• _Data shown_:
__________________________________________________
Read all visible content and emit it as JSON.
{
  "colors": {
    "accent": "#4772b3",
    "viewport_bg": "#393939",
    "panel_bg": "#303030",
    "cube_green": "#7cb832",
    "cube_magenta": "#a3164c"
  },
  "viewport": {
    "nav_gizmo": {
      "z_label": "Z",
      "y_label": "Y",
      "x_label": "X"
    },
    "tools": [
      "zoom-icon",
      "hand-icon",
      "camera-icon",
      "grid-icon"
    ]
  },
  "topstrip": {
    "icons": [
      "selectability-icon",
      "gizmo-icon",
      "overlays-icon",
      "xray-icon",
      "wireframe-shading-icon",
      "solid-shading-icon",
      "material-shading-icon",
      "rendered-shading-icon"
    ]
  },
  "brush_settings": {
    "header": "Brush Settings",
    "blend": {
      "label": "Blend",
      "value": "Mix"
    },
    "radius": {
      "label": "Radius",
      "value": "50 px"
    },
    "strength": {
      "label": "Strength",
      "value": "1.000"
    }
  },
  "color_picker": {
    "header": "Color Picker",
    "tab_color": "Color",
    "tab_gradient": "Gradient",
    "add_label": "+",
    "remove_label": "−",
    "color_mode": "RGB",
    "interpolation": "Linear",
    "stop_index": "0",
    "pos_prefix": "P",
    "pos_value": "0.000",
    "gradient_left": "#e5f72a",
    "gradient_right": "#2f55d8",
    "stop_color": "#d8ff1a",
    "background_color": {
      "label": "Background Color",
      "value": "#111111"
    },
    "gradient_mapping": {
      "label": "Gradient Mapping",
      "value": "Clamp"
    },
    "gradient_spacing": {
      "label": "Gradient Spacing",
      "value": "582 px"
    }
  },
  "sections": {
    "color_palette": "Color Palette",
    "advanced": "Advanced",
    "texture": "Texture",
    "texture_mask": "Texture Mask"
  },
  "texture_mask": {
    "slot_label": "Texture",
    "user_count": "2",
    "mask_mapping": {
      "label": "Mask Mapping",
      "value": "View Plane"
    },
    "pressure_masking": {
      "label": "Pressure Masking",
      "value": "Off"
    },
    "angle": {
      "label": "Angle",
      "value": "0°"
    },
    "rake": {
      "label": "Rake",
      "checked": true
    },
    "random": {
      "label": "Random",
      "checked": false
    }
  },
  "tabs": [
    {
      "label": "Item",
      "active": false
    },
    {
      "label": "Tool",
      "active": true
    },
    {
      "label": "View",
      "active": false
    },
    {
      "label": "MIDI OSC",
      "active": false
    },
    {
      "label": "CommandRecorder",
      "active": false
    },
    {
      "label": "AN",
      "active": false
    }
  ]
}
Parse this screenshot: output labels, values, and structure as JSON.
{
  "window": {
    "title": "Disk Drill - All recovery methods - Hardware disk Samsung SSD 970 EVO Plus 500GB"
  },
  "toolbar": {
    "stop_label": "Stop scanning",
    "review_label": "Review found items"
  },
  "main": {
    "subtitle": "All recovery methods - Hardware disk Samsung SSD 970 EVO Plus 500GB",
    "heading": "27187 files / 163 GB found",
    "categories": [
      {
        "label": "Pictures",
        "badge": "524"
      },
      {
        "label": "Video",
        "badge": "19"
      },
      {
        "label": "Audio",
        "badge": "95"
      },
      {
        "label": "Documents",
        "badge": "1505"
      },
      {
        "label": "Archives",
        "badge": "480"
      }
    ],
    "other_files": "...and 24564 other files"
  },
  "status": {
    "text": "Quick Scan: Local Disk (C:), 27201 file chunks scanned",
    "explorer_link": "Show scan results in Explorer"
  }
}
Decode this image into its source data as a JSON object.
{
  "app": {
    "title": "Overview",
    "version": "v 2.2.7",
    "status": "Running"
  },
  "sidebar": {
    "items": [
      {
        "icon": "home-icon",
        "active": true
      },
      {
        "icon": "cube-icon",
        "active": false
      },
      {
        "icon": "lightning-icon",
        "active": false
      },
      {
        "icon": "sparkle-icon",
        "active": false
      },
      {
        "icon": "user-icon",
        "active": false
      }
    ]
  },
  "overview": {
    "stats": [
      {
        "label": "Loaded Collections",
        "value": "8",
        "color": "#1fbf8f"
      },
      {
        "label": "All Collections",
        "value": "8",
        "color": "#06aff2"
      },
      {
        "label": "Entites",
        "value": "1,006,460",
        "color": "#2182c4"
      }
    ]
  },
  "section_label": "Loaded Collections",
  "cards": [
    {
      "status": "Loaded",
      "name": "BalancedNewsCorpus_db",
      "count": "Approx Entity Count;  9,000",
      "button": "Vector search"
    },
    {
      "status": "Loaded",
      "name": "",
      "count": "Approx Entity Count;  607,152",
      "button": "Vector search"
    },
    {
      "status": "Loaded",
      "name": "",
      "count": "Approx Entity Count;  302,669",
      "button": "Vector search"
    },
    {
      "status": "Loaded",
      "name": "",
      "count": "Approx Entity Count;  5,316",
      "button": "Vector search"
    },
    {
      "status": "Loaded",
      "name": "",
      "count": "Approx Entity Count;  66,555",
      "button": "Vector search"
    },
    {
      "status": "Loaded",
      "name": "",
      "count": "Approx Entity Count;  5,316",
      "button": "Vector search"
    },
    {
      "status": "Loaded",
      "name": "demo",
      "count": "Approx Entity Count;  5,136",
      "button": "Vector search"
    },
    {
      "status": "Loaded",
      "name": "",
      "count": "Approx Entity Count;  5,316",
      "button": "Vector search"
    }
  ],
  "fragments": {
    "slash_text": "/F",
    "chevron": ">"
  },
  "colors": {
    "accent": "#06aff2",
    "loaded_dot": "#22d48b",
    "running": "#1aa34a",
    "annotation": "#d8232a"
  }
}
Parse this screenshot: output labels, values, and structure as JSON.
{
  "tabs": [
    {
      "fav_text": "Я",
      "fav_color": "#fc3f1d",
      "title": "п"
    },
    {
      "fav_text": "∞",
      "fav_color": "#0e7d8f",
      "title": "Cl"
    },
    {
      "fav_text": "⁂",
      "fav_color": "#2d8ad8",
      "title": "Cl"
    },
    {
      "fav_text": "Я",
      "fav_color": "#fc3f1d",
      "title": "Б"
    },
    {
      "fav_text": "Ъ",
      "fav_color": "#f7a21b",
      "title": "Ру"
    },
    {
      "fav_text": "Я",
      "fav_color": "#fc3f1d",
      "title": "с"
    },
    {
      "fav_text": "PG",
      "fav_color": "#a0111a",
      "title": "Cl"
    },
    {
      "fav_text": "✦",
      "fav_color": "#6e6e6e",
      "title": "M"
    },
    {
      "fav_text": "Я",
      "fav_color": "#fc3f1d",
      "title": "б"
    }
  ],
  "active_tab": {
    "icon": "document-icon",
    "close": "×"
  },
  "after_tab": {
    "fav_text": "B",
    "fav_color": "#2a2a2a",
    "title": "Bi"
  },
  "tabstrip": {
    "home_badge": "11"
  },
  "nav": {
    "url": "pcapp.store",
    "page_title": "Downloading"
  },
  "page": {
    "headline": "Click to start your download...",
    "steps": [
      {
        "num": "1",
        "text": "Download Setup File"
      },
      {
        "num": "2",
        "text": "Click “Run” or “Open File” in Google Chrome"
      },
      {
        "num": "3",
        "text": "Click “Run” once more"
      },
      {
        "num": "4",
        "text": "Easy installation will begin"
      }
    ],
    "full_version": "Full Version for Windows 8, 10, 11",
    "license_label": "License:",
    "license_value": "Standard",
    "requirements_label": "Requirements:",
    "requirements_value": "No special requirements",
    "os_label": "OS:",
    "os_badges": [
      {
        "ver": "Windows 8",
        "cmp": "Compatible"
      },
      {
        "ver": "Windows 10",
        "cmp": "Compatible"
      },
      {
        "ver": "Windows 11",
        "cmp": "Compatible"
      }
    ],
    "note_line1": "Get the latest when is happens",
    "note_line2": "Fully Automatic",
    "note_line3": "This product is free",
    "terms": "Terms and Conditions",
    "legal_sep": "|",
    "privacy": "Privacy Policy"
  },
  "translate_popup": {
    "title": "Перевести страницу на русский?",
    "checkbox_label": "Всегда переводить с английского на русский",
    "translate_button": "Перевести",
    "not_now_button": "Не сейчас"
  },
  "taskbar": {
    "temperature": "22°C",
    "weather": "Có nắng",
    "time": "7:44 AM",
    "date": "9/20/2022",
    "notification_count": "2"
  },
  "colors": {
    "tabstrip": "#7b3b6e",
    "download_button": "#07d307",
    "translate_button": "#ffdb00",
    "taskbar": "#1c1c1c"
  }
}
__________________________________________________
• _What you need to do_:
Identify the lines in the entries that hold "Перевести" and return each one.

• _Solution to the problem_:
    "title": "Перевести страницу на русский?",
    "translate_button": "Перевести",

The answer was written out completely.